• _Dataset rows describing interfaces_:
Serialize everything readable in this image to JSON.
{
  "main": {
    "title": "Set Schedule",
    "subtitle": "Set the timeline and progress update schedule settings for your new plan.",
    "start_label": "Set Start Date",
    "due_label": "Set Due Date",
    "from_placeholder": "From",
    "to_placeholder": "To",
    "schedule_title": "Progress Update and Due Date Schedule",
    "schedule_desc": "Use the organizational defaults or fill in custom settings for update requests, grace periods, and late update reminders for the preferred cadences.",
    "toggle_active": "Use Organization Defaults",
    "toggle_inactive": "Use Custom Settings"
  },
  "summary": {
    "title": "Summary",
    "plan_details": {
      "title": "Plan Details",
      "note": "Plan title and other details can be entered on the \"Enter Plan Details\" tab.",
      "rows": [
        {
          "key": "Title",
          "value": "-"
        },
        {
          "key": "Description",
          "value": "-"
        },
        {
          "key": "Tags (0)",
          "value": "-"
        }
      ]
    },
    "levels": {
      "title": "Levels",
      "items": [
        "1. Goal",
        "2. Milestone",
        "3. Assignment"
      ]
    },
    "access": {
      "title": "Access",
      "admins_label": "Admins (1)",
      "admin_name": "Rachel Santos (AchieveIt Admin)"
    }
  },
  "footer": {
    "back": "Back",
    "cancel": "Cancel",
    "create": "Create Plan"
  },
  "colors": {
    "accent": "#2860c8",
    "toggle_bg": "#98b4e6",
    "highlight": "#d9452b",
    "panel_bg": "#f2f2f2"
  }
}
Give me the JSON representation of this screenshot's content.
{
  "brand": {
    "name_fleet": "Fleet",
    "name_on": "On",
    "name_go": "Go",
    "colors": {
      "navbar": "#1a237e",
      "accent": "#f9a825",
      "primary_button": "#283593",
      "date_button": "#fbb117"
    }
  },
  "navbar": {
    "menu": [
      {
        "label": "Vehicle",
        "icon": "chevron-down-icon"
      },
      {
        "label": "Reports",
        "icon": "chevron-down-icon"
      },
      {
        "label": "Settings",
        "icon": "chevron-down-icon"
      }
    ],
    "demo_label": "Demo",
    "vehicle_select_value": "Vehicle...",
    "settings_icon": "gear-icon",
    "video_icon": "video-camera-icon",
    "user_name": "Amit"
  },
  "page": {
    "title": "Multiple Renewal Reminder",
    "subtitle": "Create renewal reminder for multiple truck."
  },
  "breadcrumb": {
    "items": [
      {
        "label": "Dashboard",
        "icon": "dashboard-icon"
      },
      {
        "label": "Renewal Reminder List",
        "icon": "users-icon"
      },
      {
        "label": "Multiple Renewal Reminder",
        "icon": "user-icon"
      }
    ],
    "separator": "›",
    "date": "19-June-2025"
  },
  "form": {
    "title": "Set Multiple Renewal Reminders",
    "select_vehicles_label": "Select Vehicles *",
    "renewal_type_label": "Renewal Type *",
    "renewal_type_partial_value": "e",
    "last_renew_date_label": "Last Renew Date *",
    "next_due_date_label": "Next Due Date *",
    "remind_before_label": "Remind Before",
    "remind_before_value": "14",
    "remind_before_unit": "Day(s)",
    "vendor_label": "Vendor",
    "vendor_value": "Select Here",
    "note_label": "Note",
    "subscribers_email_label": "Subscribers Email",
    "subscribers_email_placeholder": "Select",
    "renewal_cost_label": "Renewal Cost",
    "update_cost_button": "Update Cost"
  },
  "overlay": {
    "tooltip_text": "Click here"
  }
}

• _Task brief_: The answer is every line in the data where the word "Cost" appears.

• _Problem solution_:
    "renewal_cost_label": "Renewal Cost",
    "update_cost_button": "Update Cost"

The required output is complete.